The easiest option is to buy fresh flowers at your local farmers' market, where you know who grows them and how.

Another option for those too busy is to buy them from an organic, sustainable grower online, like Organic Bouquet, ( a company that strives to be environmentally and socially responsible, and that ships organic, sustainably grown, fresh-cut flowers and bouquets to customers and retail outlets across the United States.

To find out more about organic nursery products, and Organic Bouquet check out this story I did for Organic Producer magazine,

Sunday, February 3, 2008

New Word of the Year? "Retrovore"

After perusing one of my favorite fellow blogger's sites, Cincinnati Locavore, I wanted to share the latest fresh food term: "Retrovore."

According to a post on Daily Kos by Jill Richardson who documented her visit to an Austin Farmer's Market, a farmer coined the new word.

As she says, "The best moment at this market was when I found out I'm a retrovore.
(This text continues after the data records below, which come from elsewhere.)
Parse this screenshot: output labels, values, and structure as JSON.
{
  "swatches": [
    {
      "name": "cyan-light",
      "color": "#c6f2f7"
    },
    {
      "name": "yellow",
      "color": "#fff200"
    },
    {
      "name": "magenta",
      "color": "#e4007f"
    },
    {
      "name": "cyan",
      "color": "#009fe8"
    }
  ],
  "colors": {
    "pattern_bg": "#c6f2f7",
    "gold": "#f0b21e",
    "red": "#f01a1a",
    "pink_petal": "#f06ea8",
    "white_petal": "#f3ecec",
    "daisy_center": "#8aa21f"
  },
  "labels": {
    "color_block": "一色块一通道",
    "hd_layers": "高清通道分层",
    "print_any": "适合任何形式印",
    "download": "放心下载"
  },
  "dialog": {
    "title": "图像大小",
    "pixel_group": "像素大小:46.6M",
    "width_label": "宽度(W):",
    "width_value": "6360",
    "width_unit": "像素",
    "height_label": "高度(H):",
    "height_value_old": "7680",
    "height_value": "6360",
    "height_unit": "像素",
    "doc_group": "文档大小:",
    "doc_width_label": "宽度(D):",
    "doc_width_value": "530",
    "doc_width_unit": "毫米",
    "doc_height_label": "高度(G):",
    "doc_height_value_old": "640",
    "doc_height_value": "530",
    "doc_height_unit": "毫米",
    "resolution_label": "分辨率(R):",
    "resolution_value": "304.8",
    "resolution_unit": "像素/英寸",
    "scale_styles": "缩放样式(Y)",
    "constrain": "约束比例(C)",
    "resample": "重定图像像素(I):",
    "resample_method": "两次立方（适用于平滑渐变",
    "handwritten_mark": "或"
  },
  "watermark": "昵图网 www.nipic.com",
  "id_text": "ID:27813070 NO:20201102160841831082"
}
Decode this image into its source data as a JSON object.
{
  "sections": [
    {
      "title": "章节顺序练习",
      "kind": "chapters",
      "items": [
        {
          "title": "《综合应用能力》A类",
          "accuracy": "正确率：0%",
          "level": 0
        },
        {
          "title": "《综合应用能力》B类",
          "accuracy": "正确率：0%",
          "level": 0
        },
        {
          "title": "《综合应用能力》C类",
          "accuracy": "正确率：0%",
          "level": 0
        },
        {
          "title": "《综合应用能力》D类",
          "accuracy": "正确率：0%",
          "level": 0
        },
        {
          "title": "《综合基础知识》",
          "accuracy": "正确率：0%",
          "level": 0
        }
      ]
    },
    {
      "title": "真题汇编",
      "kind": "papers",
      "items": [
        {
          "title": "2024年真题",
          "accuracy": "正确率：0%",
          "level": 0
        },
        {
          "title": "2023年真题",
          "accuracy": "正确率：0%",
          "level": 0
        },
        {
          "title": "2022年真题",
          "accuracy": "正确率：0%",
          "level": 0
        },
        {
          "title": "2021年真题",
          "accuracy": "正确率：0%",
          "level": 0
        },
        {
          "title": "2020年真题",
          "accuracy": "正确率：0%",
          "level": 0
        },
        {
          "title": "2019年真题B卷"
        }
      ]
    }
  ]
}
That's a new word, invented today. One of the farmers we were chatting with said his kid said to him "Dad, if you didn't raise animals the way you do, I'd probably be a vegan." He said, "I probably would too."
That's when they came up with the term "retrovore." One who eats food that was raised the way it should have been raised... like they used to do it before they learned how to ruin it."

As other bloggers are pointing out, this word fits in nicely with Michael Pollan's advice "Don't eat anything your grandmother wouldn't recognize as food."

And, NPR's Liane Hanson says that: “2008 will be the year of ethical eating; vegetarian and locally produced food will grace more tables; wines will be more than organic, they’ll be biodynamic; there will be servings of micro-greens you grow yourself.”

So, it's time for us to get back in our gardens and grow our own!

Friday, February 1, 2008

New Giving Gardener's Blog


I just wanted to post a quick note to let everyone know that I created a new blog just for the Giving Gardeners, it's right here on blogspot and listed under my profile or click here,

I haven't added content yet but I will be working on it in the next week. I am hoping to create an active community of gardeners to make a difference in the South Bay and to help them become better gardeners.

I am working on developing the partnerships with local groups, organizations, and agencies and am currently on the prowl for a location to have our first meeting. Any ideas, let me know!